The members of my family who went away came back. I am grateful. On Memorial Day, we give thanks to the sacrifice of those who faced the horrors of war and “saw sunsets glow” just days before they died on foreign seas or soils. The poppies bloom and the larks fly over their graves.
Individuals go to war for various reasons. Some are conscripted into war to fight as slave soldiers for their enemy, as in the case of the Irish in the Napoleonic Wars. Some leave their families believing it is the best way to protect them, to have something worth returning to. Pat Tillman, an atheist who was opposed to our war in Iraq, volunteered and was killed by friendly fire in Afghanistan. Those who don’t return leave behind families who must deal with the loss. They must deal with a mixture of despair, pride and hatred for war.
That my family has emerged so far relatively unscathed by war doesn’t take away my personal frustration and resignation that war will never end. President Obama may be able to fully pull out of the Iraq mess caused by Cheney and Bush (using torture as a means to create a false link between Saddam Hussein and Al Qaeda). Afghanistan may never be resolved, and we will likely be mired there for years and then be fighting in Pakistan. It’s a scary situation, and I am glad I am not the President trying to figure this all out.
There are more than six billion people on one planet, struggling to survive, to eat and keep warm. There are other people in our way of doing this. Humanity is not yet capable of figuring out how to strip away the veneer of the nominal causes of war and deal peacefully with the root causes of war, and I don’t honestly see a way out of it. I have seen videos on “Forgiveness Training” and how peacemakers are trying to end tribal hatreds among the youth in troubled lands. I admire their efforts, and I think it will help people who have been hurt by war and tribal hatreds. I don’t think that it will end war. Hatred is a function of war and not its cause.
We have the torch passed to us by the dead, and whether they wanted us to go on fighting for their same cause or wanted us to end the endless cycles of war, we don’t really know. I think that the best we can try to do is fight for little pockets of peace along the way, and then our dead will pass along the torch. What the torch means, McCrae isn’t clear. I think it means “survival.”
Memorial Day is a somber day and a reminder that the world is never safe. There will always be enemies. When the parades hit your streets, when the governors speak of sacrifice, when you open that beer and slap another steak on the grill, take a deep breath and realize that we in America are secure in our abundance (for now) because of war and death. Stop partying for a moment or two and go to the local monument for those who have fallen and thank them.
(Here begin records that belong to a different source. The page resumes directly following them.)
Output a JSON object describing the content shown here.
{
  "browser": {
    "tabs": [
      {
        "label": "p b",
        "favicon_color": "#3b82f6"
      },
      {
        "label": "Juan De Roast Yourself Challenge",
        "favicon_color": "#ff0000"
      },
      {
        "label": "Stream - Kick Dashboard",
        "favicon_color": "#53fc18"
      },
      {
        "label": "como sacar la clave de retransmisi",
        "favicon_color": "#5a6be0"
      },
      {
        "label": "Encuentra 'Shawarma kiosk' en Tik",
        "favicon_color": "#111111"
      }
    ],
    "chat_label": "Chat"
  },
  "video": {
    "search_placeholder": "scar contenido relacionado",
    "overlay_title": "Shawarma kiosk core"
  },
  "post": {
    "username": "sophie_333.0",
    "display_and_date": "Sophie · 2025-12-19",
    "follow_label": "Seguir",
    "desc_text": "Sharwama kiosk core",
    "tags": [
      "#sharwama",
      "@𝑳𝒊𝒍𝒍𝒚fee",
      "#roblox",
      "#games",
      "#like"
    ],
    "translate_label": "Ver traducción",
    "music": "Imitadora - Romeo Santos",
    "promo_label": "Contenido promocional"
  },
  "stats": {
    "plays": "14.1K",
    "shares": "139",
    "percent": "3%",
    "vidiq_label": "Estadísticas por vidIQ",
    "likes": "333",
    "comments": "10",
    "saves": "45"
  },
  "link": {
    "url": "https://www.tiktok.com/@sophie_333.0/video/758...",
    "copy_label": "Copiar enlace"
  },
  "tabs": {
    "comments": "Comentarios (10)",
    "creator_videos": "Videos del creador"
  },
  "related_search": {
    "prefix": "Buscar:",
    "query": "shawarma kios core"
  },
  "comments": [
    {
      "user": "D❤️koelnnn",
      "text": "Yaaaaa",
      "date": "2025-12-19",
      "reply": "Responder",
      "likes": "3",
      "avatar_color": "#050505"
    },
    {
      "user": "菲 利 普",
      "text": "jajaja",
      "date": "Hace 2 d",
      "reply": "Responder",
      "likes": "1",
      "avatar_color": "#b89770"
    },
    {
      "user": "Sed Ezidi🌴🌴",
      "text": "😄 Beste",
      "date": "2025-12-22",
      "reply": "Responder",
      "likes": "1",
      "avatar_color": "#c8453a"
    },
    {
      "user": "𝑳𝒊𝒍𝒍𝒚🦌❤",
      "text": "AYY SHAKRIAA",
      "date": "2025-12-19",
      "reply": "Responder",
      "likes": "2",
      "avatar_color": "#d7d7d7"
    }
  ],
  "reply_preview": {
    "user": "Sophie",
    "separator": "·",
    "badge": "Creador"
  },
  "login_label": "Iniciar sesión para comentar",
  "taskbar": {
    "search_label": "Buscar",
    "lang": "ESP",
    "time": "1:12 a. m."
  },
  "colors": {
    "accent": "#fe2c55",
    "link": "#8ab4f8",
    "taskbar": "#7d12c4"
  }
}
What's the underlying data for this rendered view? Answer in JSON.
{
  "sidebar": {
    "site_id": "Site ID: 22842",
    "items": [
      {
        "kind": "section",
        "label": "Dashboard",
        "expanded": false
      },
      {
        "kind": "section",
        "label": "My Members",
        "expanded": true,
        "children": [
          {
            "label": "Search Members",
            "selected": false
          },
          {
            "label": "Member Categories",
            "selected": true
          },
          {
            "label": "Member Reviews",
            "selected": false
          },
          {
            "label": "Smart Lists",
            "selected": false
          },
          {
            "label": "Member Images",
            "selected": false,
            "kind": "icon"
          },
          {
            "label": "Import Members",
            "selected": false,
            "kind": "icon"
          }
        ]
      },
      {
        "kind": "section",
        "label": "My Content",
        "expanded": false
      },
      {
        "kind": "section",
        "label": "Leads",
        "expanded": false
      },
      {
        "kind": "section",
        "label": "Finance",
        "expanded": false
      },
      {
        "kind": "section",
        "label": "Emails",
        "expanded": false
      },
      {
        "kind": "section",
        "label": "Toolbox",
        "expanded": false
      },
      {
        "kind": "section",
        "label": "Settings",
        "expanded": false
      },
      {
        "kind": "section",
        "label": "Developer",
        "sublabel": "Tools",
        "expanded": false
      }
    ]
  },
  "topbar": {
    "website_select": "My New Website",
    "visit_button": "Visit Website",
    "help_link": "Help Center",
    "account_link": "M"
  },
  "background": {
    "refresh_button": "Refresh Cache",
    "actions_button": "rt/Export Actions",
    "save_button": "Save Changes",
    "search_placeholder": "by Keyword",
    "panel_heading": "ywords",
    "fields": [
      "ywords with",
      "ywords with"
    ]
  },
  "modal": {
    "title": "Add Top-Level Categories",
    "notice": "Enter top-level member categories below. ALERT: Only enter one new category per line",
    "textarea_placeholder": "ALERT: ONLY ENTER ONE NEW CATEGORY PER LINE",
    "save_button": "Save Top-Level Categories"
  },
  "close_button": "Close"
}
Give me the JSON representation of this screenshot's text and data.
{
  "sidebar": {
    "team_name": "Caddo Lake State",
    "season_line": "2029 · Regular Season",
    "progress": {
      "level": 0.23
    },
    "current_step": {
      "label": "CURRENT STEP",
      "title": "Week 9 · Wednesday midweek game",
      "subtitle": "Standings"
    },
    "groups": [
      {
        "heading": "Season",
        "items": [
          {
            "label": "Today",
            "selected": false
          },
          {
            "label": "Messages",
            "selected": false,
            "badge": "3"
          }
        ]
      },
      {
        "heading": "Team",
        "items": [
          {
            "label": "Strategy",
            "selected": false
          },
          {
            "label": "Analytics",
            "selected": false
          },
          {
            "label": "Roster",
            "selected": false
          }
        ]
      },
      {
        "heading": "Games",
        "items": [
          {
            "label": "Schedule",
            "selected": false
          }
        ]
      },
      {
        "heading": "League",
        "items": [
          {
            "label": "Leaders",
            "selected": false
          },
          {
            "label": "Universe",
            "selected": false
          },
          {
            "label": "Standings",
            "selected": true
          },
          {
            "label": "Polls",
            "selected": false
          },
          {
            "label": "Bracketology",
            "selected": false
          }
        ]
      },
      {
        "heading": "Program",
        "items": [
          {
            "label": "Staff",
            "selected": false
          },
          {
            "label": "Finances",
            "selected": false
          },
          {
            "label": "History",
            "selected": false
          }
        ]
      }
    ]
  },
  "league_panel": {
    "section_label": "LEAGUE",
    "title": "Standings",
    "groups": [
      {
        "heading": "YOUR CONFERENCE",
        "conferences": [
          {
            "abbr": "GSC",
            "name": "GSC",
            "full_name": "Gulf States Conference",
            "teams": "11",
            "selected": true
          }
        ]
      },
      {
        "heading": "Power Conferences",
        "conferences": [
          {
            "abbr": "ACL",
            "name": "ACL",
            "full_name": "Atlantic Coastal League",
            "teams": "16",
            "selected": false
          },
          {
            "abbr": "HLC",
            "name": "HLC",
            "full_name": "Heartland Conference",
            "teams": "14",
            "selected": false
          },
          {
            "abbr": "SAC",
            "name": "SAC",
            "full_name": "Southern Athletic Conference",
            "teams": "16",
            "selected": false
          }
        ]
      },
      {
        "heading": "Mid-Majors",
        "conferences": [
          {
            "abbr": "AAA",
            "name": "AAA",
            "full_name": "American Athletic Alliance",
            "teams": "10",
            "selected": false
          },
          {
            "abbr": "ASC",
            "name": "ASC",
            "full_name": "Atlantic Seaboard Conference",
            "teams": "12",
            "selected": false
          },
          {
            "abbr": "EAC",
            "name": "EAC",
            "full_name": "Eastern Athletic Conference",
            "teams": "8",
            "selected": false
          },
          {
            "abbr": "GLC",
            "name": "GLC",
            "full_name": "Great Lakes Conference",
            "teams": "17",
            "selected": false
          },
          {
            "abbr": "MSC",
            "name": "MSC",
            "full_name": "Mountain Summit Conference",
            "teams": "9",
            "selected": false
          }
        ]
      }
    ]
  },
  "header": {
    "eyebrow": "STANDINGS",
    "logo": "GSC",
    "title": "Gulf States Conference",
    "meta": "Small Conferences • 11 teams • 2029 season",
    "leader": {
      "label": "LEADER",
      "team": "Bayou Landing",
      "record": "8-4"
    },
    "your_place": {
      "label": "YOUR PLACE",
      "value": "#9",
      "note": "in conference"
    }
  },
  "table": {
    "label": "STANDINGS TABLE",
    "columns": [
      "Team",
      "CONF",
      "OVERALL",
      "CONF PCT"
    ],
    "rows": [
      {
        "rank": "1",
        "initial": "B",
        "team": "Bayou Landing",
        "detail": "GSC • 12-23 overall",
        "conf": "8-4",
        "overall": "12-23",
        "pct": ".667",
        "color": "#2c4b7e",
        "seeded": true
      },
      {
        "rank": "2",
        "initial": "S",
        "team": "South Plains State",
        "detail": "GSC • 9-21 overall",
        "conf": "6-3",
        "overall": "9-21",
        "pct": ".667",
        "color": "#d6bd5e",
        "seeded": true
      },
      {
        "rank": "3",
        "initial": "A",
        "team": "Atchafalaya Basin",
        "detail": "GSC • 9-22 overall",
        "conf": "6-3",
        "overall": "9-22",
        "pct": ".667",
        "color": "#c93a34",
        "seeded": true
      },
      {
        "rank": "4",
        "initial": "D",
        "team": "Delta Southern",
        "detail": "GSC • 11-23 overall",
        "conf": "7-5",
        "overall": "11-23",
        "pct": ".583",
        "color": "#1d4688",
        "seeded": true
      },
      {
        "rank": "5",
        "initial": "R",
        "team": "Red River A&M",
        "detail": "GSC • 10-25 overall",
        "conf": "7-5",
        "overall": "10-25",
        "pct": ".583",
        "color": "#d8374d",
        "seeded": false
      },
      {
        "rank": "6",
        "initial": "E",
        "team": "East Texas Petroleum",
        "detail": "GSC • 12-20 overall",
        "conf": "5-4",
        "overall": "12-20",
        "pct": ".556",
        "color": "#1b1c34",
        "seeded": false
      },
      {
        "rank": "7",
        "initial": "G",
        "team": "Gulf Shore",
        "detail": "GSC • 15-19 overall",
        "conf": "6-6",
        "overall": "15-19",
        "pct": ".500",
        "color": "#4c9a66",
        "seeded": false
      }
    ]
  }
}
And if you should chance on a returned vet, whether disabled or physically whole, say thank you.
This entry was posted on Monday, May 25th, 2009 at 6:23 am and is filed under Mike Haubrich, Politics. You can follow any responses to this entry through the RSS 2.0 feed. Both comments and pings are currently closed.